You now have an exposed inside cut in your stone.  Finish the edge just like you did in step 2.

A ¼ inch overlap around the soapstone sink is recommended instead of making the cut flush with the sink.  However, the choice is yours, feel free to be unique!

With a farm style sink, you will not have to make a cut out.  There will be a small piece of soapstone seemed to the left and right counter, behind the sink, do not worry, if done properly, your seams will be nearly invisible.

Faucet holes may be drilled with a hole saw.  Make sure you are cutting at a ninety degree angle.


Part 4:  Invisible seaming

Soapstone allows for a very tight seam, unlike granite. Seams in soapstone are flush with the counter surface and if rubbed, you cannot feel them. Seaming might not even be necessary, but if it is, plan for it to be in out of the way locations, like behind the sink. You will need knife grade black stone epoxy. Do not be tempted to use a gray color to match your un-oiled soapstone.

With the soapstone in place on the counters, begin your seaming. Do not attempt to seam the stone somewhere else and then move it. Seam it where it is going to finally be.

Using your angle grinder, scar the edges that will need to be seamed, we recommend 1/8” cuts, to allow room for the epoxy to go in when the pieces are joined together. Do a dry fit before the final epoxy. Now is the time to make corrections if need be. Place a generous amount of epoxy and hardener on both pieces. You will need to work quickly as epoxy will set up in 10 minutes! Slide the two pieces together as tight as possible. Epoxy that is squeezed out of the seam should be removed with a spatula right away. Let the seam dry for ½ an hour. Once the seam has dried, sand an area of about 2” on each side of the seam, including the seam. You should see the seam get thinner and thinner. Once you are done and have applied the mineral oil, the seam will be nearly invisible.


Part 5:  Affixing the soapstone to the cabinets

The soapstone may sit directly on the top of the base cabinets. Once you have dry fitted the soapstone to the cabinets, and know that everything fits together nicely, you will remove the stone and put a bead of silicon on all the cabinets that contact the stone (front and back as well as inside). Place the stone in place, the weight of the stone will be enough to keep in place until the silicone hardens.


Part 6:  Oil and celebrate

Congratulations, you are almost done.  It is now time to apply the mineral oil to the stone.

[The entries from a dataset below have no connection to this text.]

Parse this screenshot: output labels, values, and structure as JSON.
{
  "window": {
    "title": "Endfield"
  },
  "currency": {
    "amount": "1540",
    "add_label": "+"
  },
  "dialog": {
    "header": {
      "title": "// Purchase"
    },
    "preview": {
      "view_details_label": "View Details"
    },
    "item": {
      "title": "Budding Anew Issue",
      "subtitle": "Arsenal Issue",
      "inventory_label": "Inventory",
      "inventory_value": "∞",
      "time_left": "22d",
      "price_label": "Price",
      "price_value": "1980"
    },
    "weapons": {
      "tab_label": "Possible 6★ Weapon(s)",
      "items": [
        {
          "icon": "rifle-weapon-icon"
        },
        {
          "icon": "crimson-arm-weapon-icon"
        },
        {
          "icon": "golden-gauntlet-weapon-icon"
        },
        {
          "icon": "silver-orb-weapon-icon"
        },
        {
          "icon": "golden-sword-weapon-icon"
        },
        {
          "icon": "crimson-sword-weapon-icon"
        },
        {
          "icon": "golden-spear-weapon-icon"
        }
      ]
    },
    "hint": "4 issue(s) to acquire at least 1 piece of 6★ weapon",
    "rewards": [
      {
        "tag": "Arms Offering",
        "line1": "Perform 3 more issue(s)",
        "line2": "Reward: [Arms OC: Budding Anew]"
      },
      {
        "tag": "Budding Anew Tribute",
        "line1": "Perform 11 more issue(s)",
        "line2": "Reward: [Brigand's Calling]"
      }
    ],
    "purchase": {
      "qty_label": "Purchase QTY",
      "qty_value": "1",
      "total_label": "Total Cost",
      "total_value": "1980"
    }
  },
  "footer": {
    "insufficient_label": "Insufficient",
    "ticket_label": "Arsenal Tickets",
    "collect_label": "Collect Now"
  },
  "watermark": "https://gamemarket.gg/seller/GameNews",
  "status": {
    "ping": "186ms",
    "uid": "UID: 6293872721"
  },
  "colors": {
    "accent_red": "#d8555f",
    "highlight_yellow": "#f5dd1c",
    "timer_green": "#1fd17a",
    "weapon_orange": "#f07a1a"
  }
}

Do so with a cotton cloth, use enough oil to cover the stone while gently rubbing the counters. Not too much, it’ll make your job harder. Once the stone is uniformly oiled, let it sit for a moment, then buff dry with another cotton cloth. Stone will be dark, and have a matte finish, and will not be oily to the touch. It is now time to open your favorite beer and toast yourself for a job well done!!! Enjoy!!

We sell sample packs of in stock slabs for $25 per set. (includes shipping) – ORDER YOUR SAMPLE HERE.